Steiner was two-sport star in high school
Colleges started recruiting her to play soccer when she was only a high school freshman before a couple of years later she started to get offers in track because her times were so fast.
“I was basically picking colleges that were going to let me do both sports,” said Kentucky junior Abby Steiner. “A lot of schools did not have an issue with me doing both.
“I played soccer for 15 years and the one I have done the longest but my senior year of track I was running really well,” Steiner said. “After my senior year, it built my confidence with track and I saw my potential with that. I knew I would regret not doing track in college.”
She was right. Steiner committed to UK in 2015, the fall of her sophomore year, as a dual-sport athlete and set two Ohio championship meet records her senior year. She did both sports at the University of Kentucky her freshman season and did reasonably well in soccer. She started every game and played almost every minute. However, playing soccer and going straight to track was a “lot for a body to take.”
The move paid off with All-American honors during the indoor season as a freshman and sophomore with some special times. She set a UK record in the 200-meter dash of 22.57 seconds at the SEC Indoors Championship — the world’s fastest time her sophomore year.
However, this year she’s been on fire. She won the 200-meter dash in a collegiate record time of 22.38 seconds at the NCAA Indoor Championships.
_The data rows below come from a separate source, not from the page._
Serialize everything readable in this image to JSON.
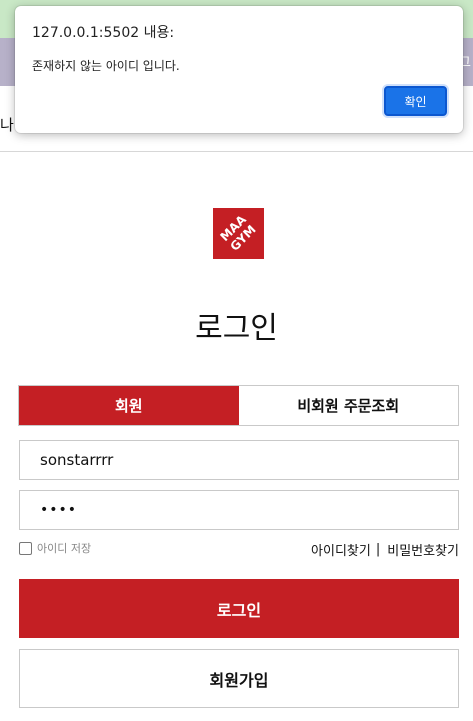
{
  "alert": {
    "title": "127.0.0.1:5502 내용:",
    "message": "존재하지 않는 아이디 입니다.",
    "ok_label": "확인"
  },
  "background": {
    "top_right_fragment": "로그",
    "nav_left_fragment": "나"
  },
  "logo": {
    "text_top": "MAA",
    "text_bottom": "GYM",
    "color": "#c41f24"
  },
  "login": {
    "title": "로그인",
    "tabs": [
      {
        "label": "회원",
        "active": true
      },
      {
        "label": "비회원 주문조회",
        "active": false
      }
    ],
    "username_value": "sonstarrrr",
    "password_mask": "••••",
    "save_id_label": "아이디 저장",
    "find_id_label": "아이디찾기",
    "separator": "|",
    "find_pw_label": "비밀번호찾기",
    "login_button": "로그인",
    "signup_button": "회원가입"
  },
  "colors": {
    "brand_red": "#c41f24",
    "alert_button_blue": "#1a73e8"
  }
}
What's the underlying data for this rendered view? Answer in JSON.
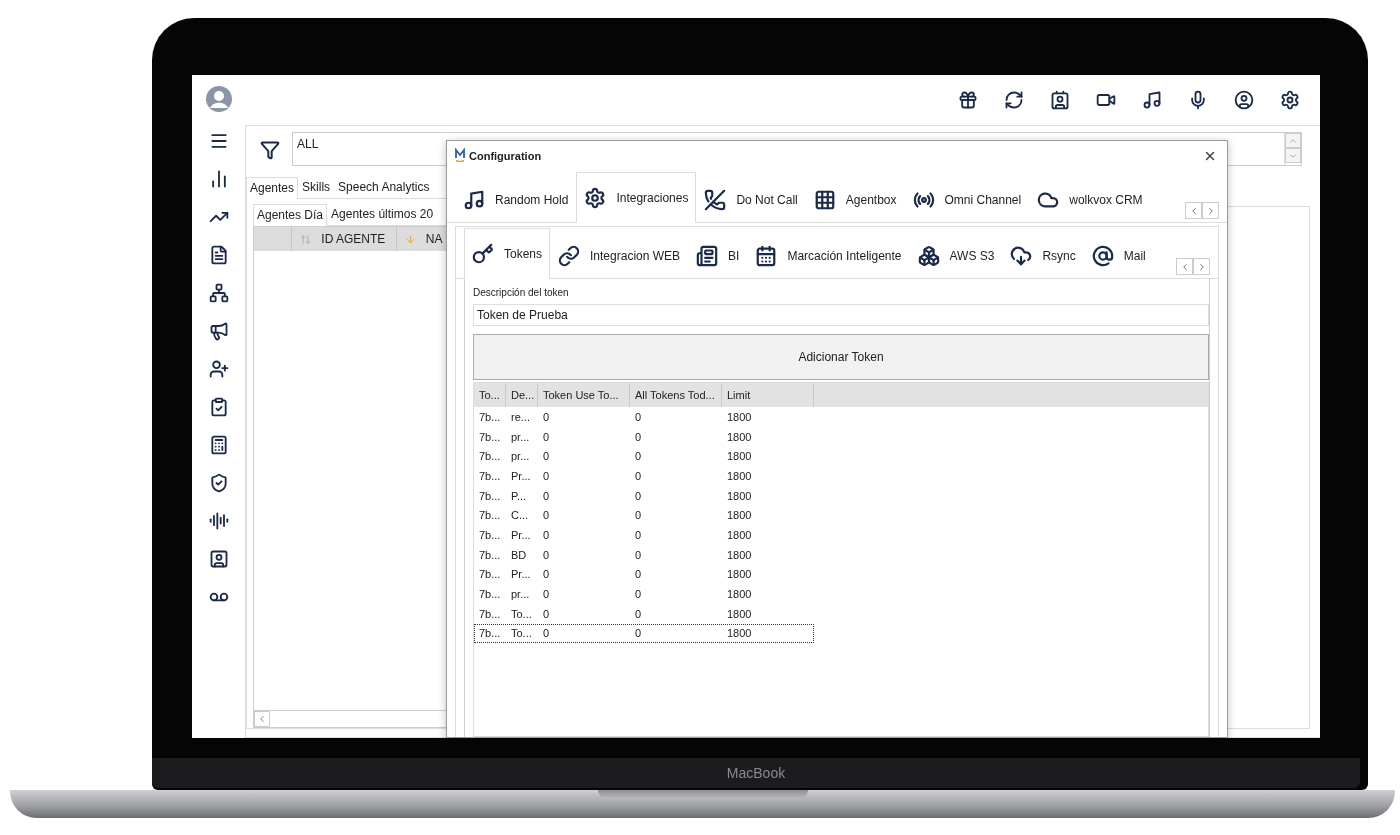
{
  "filter": {
    "value": "ALL"
  },
  "main_tabs": [
    {
      "label": "Agentes",
      "selected": true
    },
    {
      "label": "Skills",
      "selected": false
    },
    {
      "label": "Speech Analytics",
      "selected": false
    }
  ],
  "sub_tabs": [
    {
      "label": "Agentes Día",
      "selected": true
    },
    {
      "label": "Agentes últimos 20",
      "selected": false
    }
  ],
  "agents_table": {
    "columns": [
      "ID AGENTE",
      "NA"
    ]
  },
  "dialog": {
    "title": "Configuration",
    "tabs": [
      {
        "label": "Random Hold",
        "selected": false
      },
      {
        "label": "Integraciones",
        "selected": true
      },
      {
        "label": "Do Not Call",
        "selected": false
      },
      {
        "label": "Agentbox",
        "selected": false
      },
      {
        "label": "Omni Channel",
        "selected": false
      },
      {
        "label": "wolkvox CRM",
        "selected": false
      }
    ],
    "sub_tabs": [
      {
        "label": "Tokens",
        "selected": true
      },
      {
        "label": "Integracion WEB",
        "selected": false
      },
      {
        "label": "BI",
        "selected": false
      },
      {
        "label": "Marcación Inteligente",
        "selected": false
      },
      {
        "label": "AWS S3",
        "selected": false
      },
      {
        "label": "Rsync",
        "selected": false
      },
      {
        "label": "Mail",
        "selected": false
      }
    ],
    "description_label": "Descripción del token",
    "description_value": "Token de Prueba",
    "add_button": "Adicionar Token",
    "table": {
      "columns": [
        "To...",
        "De...",
        "Token Use To...",
        "All Tokens Tod...",
        "Limit"
      ],
      "rows": [
        {
          "cells": [
            "7b...",
            "re...",
            "0",
            "0",
            "1800"
          ],
          "selected": false
        },
        {
          "cells": [
            "7b...",
            "pr...",
            "0",
            "0",
            "1800"
          ],
          "selected": false
        },
        {
          "cells": [
            "7b...",
            "pr...",
            "0",
            "0",
            "1800"
          ],
          "selected": false
        },
        {
          "cells": [
            "7b...",
            "Pr...",
            "0",
            "0",
            "1800"
          ],
          "selected": false
        },
        {
          "cells": [
            "7b...",
            "P...",
            "0",
            "0",
            "1800"
          ],
          "selected": false
        },
        {
          "cells": [
            "7b...",
            "C...",
            "0",
            "0",
            "1800"
          ],
          "selected": false
        },
        {
          "cells": [
            "7b...",
            "Pr...",
            "0",
            "0",
            "1800"
          ],
          "selected": false
        },
        {
          "cells": [
            "7b...",
            "BD",
            "0",
            "0",
            "1800"
          ],
          "selected": false
        },
        {
          "cells": [
            "7b...",
            "Pr...",
            "0",
            "0",
            "1800"
          ],
          "selected": false
        },
        {
          "cells": [
            "7b...",
            "pr...",
            "0",
            "0",
            "1800"
          ],
          "selected": false
        },
        {
          "cells": [
            "7b...",
            "To...",
            "0",
            "0",
            "1800"
          ],
          "selected": false
        },
        {
          "cells": [
            "7b...",
            "To...",
            "0",
            "0",
            "1800"
          ],
          "selected": true
        }
      ]
    }
  },
  "laptop": {
    "label": "MacBook"
  }
}
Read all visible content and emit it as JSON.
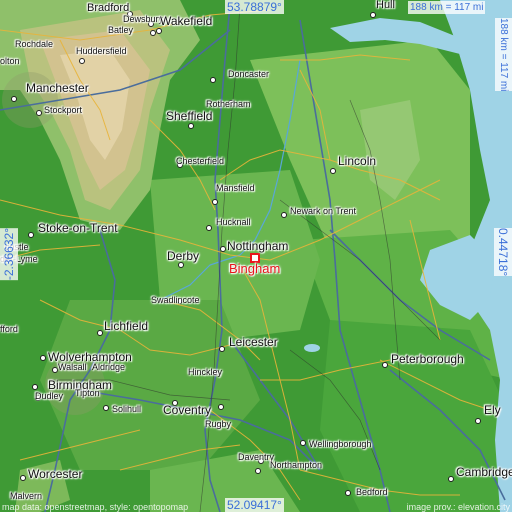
{
  "map": {
    "target_town": "Bingham",
    "colors": {
      "target": "#e8141c",
      "coords": "#3a6fd8",
      "sea": "#9fd3e6",
      "lowland": "#3f9a35",
      "upland": "#c9b98a"
    }
  },
  "coordinates": {
    "top_lat": "53.78879°",
    "bottom_lat": "52.09417°",
    "left_lon": "-2.36632°",
    "right_lon": "0.44718°"
  },
  "scale": {
    "horizontal": "188 km = 117 mi",
    "vertical": "188 km = 117 mi"
  },
  "attribution": {
    "left": "map data: openstreetmap, style: opentopomap",
    "right": "image prov.: elevation.city"
  },
  "places": {
    "bradford": "Bradford",
    "dewsbury": "Dewsbury",
    "batley": "Batley",
    "wakefield": "Wakefield",
    "hull": "Hull",
    "rochdale": "Rochdale",
    "huddersfield": "Huddersfield",
    "bolton": "olton",
    "manchester": "Manchester",
    "stockport": "Stockport",
    "doncaster": "Doncaster",
    "rotherham": "Rotherham",
    "sheffield": "Sheffield",
    "chesterfield": "Chesterfield",
    "lincoln": "Lincoln",
    "mansfield": "Mansfield",
    "hucknall": "Hucknall",
    "newark": "Newark on Trent",
    "stoke": "Stoke-on-Trent",
    "newcastle": "castle",
    "lyme": "der-Lyme",
    "nottingham": "Nottingham",
    "derby": "Derby",
    "swadlincote": "Swadlincote",
    "stafford": "fford",
    "lichfield": "Lichfield",
    "leicester": "Leicester",
    "peterborough": "Peterborough",
    "wolverhampton": "Wolverhampton",
    "walsall": "Walsall",
    "aldridge": "Aldridge",
    "birmingham": "Birmingham",
    "dudley": "Dudley",
    "hinckley": "Hinckley",
    "tipton": "Tipton",
    "solihull": "Solihull",
    "coventry": "Coventry",
    "rugby": "Rugby",
    "ely": "Ely",
    "wellingborough": "Wellingborough",
    "daventry": "Daventry",
    "northampton": "Northampton",
    "worcester": "Worcester",
    "malvern": "Malvern",
    "bedford": "Bedford",
    "cambridge": "Cambridge"
  }
}
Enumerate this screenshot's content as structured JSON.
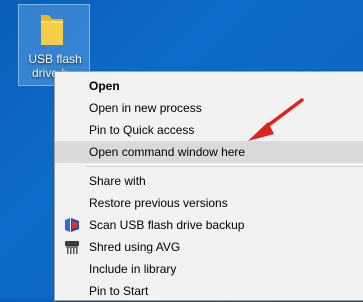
{
  "desktop": {
    "icon_label": "USB flash drive b..."
  },
  "context_menu": {
    "items": [
      {
        "label": "Open"
      },
      {
        "label": "Open in new process"
      },
      {
        "label": "Pin to Quick access"
      },
      {
        "label": "Open command window here"
      },
      {
        "label": "Share with"
      },
      {
        "label": "Restore previous versions"
      },
      {
        "label": "Scan USB flash drive backup"
      },
      {
        "label": "Shred using AVG"
      },
      {
        "label": "Include in library"
      },
      {
        "label": "Pin to Start"
      }
    ]
  },
  "colors": {
    "desktop_background": "#0b63bd",
    "menu_background": "#f2f2f2",
    "highlight": "#dadada",
    "annotation_arrow": "#e0211c"
  },
  "icons": {
    "folder": "folder-icon",
    "scan": "malwarebytes-icon",
    "shred": "shredder-icon",
    "annotation": "red-arrow-icon"
  }
}
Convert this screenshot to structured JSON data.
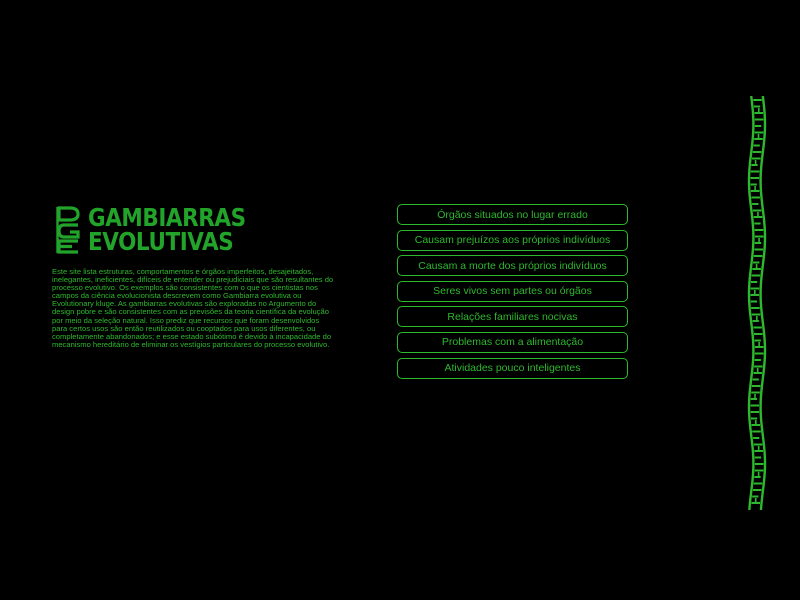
{
  "colors": {
    "background": "#000000",
    "accent": "#2eb82e",
    "logo": "#22a32a"
  },
  "logo": {
    "mark_icon": "dna-dge-logo-icon",
    "line1": "GAMBIARRAS",
    "line2": "EVOLUTIVAS"
  },
  "description": "Este site lista estruturas, comportamentos e órgãos imperfeitos, desajeitados, inelegantes, ineficientes, difíceis de entender ou prejudiciais que são resultantes do processo evolutivo. Os exemplos são consistentes com o que os cientistas nos campos da ciência evolucionista descrevem como Gambiarra evolutiva ou Evolutionary kluge. As gambiarras evolutivas são exploradas no Argumento do design pobre e são consistentes com as previsões da teoria científica da evolução por meio da seleção natural. Isso prediz que recursos que foram desenvolvidos para certos usos são então reutilizados ou cooptados para usos diferentes, ou completamente abandonados; e esse estado subótimo é devido à incapacidade do mecanismo hereditário de eliminar os vestígios particulares do processo evolutivo.",
  "menu": {
    "items": [
      {
        "label": "Órgãos situados no lugar errado"
      },
      {
        "label": "Causam prejuízos aos próprios indivíduos"
      },
      {
        "label": "Causam a morte dos próprios indivíduos"
      },
      {
        "label": "Seres vivos sem partes ou órgãos"
      },
      {
        "label": "Relações familiares nocivas"
      },
      {
        "label": "Problemas com a alimentação"
      },
      {
        "label": "Atividades pouco inteligentes"
      }
    ]
  },
  "decoration": {
    "side_strip_icon": "dna-strand-icon"
  }
}
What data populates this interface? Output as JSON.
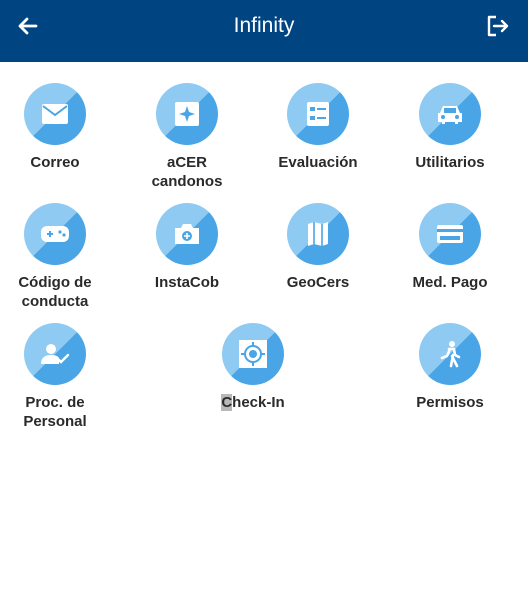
{
  "header": {
    "title": "Infinity",
    "back_icon": "arrow-left-icon",
    "logout_icon": "logout-icon",
    "background": "#004481"
  },
  "tiles": [
    {
      "name": "correo",
      "icon": "mail-icon",
      "label_lines": [
        "Correo"
      ]
    },
    {
      "name": "acer",
      "icon": "acer-icon",
      "label_lines": [
        "aCER",
        "candonos"
      ]
    },
    {
      "name": "evaluacion",
      "icon": "checklist-icon",
      "label_lines": [
        "Evaluación"
      ]
    },
    {
      "name": "utilitarios",
      "icon": "car-icon",
      "label_lines": [
        "Utilitarios"
      ]
    },
    {
      "name": "codigo-conducta",
      "icon": "gamepad-icon",
      "label_lines": [
        "Código de",
        "conducta"
      ]
    },
    {
      "name": "instacob",
      "icon": "camera-icon",
      "label_lines": [
        "InstaCob"
      ]
    },
    {
      "name": "geocers",
      "icon": "map-icon",
      "label_lines": [
        "GeoCers"
      ]
    },
    {
      "name": "med-pago",
      "icon": "credit-card-icon",
      "label_lines": [
        "Med. Pago"
      ]
    },
    {
      "name": "proc-personal",
      "icon": "user-check-icon",
      "label_lines": [
        "Proc. de",
        "Personal"
      ]
    },
    {
      "name": "check-in",
      "icon": "target-icon",
      "label_highlight": "C",
      "label_rest": "heck-In"
    },
    {
      "name": "permisos",
      "icon": "walking-person-icon",
      "label_lines": [
        "Permisos"
      ]
    }
  ],
  "colors": {
    "circle_light": "#8fcaf2",
    "circle_dark": "#49a5e6",
    "label": "#2a2a2a"
  }
}
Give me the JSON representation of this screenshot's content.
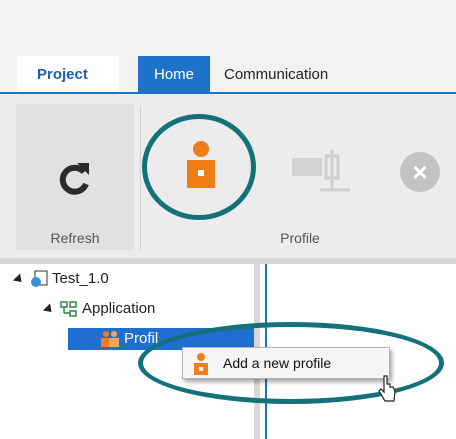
{
  "ribbon": {
    "tabs": [
      {
        "label": "Project",
        "state": "file-tab"
      },
      {
        "label": "Home",
        "state": "active"
      },
      {
        "label": "Communication",
        "state": "inactive"
      }
    ],
    "groups": {
      "refresh": {
        "label": "Refresh",
        "icon": "refresh-icon"
      },
      "profile": {
        "label": "Profile",
        "icons": [
          "add-profile-icon",
          "device-profile-icon",
          "close-icon"
        ]
      }
    }
  },
  "tree": {
    "nodes": [
      {
        "label": "Test_1.0",
        "icon": "project-globe-icon",
        "expanded": true
      },
      {
        "label": "Application",
        "icon": "application-tree-icon",
        "expanded": true
      },
      {
        "label": "Profil",
        "icon": "profiles-icon",
        "selected": true
      }
    ]
  },
  "context_menu": {
    "items": [
      {
        "label": "Add a new profile",
        "icon": "add-profile-icon"
      }
    ]
  },
  "colors": {
    "accent_blue": "#1e73c9",
    "highlight_ring": "#13717a",
    "profile_orange": "#f07d18",
    "selection_blue": "#1f6fd0"
  }
}
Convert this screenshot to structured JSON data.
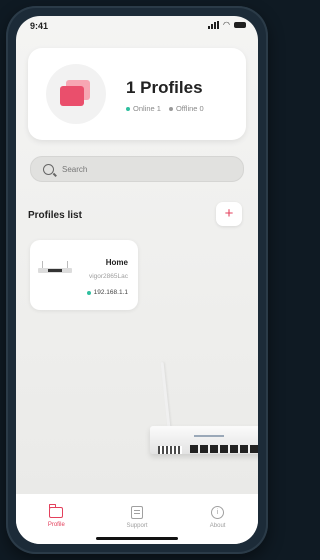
{
  "status_bar": {
    "time": "9:41"
  },
  "summary": {
    "title": "1 Profiles",
    "online_label": "Online 1",
    "offline_label": "Offline 0",
    "online_color": "#2fbf9f",
    "offline_color": "#9a9a9a",
    "icon": "profiles-stack-icon"
  },
  "search": {
    "placeholder": "Search"
  },
  "profiles_list": {
    "heading": "Profiles list",
    "add_label": "+",
    "items": [
      {
        "name": "Home",
        "model": "vigor2865Lac",
        "ip": "192.168.1.1",
        "status": "online"
      }
    ]
  },
  "tab_bar": {
    "tabs": [
      {
        "label": "Profile",
        "icon": "folder-icon",
        "active": true
      },
      {
        "label": "Support",
        "icon": "support-icon",
        "active": false
      },
      {
        "label": "About",
        "icon": "info-icon",
        "active": false
      }
    ]
  },
  "colors": {
    "accent": "#e3405c",
    "background": "#f2f2f1",
    "card": "#ffffff"
  }
}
It was the second-fastest indoors time in U.S. history behind only a 22.33 by Olympian Gwen Torrence and tied for fifth-fastest in world history. She had turned in a 22.52 earlier this season and also seen a new personal best in the 60-meter dash of 7.21 seconds, the nation’s sixth-best time this year.
Steiner had set goals for herself in September and posted them on a board in her room.
“I do visualize that, so when it happens it is not as much of a shock that you can do it. You have to believe you can do something before you can do it,” the Kentucky junior said.
She started her outdoor season April 16 at Florida by winning the 200 in 22.79 seconds, her sixth straight win in the 200, and 12th overall in that event as she aims for the SEC Outdoor Championships May 13-15.
“I am just taking things week by week. The conference championships and the NCAA will be coming up. Once the NCAA is over, I will stay in Eugene (Ore.) for the Olympic Trials,” Steiner said. “I am just excited to see how my indoor times translate outdoors.”
Steiner admits she had not really thought about the possibility of making an Olympic team until recently.
“Mainly because I didn’t start track and field until eighth grade and was not really serious about it until college. The Olympics are a more recent goal of mine,” she said.
She only started running in the eighth grade in Dublin, Ohio, because her friends were on the track team.
“All my friends were hanging out with each other. They were having fun running track and talked me into it just to come hang out and have fun,” Steiner, who didn’t lose any speed despite tearing her ACL before her junior year of high school, said. “I thought I would give track a shot. Why not? I was one of the fastest players on the soccer field and I could see how that could translate over to track, so that was another factor in me joining the track team.”
Never then did she think eventually she would give up soccer, her life-long sport, to concentrate on track like she did after her freshman year at Kentucky. She said one of the main reasons was because of the time commitment it took to do both sports.
“I struggled my freshman year devoting my entire year to being in season and traveling for both sports. It took away from my academics. My plan is to eventually be in physical therapy school,” Steiner said. “Normally I take harder classes in the off-season but I did not have time to do that because there was no off-season for me. I also honestly fell in love with track and field. I loved the coaches and my teammates.
“My freshman year I missed all the fall training for track and that is such an important piece to set up the season. I felt like I was playing catch up. I knew the times I ran in high school and my freshman year (at UK), so I thought if I was ever able to devote an entire year to track I was confident I could have more success.”